When residential rooftop solar and other distributed generation (DG) technologies began making headway, it was seen as a win-win situation. Residents would win by generating their own power more reliably and less expensively than their local utilities.
California has long been a champion of solar power, and solar installations in the state have been growing at a rapid pace. Many consumers would like to use solar power but are still unable to do so. Now, one California utility is giving these customers the option to embrace solar.
Despite their growing popularity and use, renewable power still faces the challenge of not being cost-competitive with fossil fuels. To compensate for this disadvantage, they have benefitted for many years from tax credits and other financial incentives.

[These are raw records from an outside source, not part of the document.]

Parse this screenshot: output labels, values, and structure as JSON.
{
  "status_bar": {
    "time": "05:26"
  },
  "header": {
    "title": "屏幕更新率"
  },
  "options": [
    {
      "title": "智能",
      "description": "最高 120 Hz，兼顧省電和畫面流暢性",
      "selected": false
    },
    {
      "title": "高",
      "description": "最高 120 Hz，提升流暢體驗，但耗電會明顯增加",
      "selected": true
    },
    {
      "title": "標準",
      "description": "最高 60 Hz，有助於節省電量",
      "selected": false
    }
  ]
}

When it comes to electricity and electrical devices, organizations such as the National Electrical Manufacturers Association (NEMA) and Underwriters Laboratories, Inc. (UL) try to make living and working with modern conveniences safer for installers and end-users.
Brady recently announced a portable printer trade-up promotion. Users can receive a free BMP41 or BMP51 printer by trading in a qualifying competitive printer and purchasing 12 BMP41 or BMP51 label cartridges.
As the electrical industry fully embraces the digital age, the needs of utilities and other large equipment users have been transformed. Their demands require a different form of testing to ensure new equipment can function in a highly sophisticated and rapidly changing environment.
The effects of the Great Recession have been far-reaching, and it left many construction companies scrambling to pick up the pieces. Now, after years of turmoil, a new report from FMI, a management consulting firm, suggests that construction is back on the right foot.
Light-emitting diode (LED) technology seems to be all the rage in the lighting industry, and those in the know are more than aware of its many benefits. However, for the average consumer, the world of LEDs is still an unknown.
The intermittent nature of some forms of renewables—solar and especially wind—make storage technology an essential ingredient of their success. Storing the power generated from renewables allows it to be used at times when demand is high and generation is low.
On Jan. 12, 2015, passengers on a Washington Metropolitan Transit Authority (WMATA) Metrorail train were trapped for some 40 minutes in the tunnels between two downtown D.C. stations, while smoke filled the air, according to the Washington Post.
The Consumer Electronics Show (CES) is not typically an event that draws electrical contractor interest, but this year’s show raised some eyebrows in the low-voltage market. An influx of products demonstrated that ECs could be pulled further into the high-end consumer market.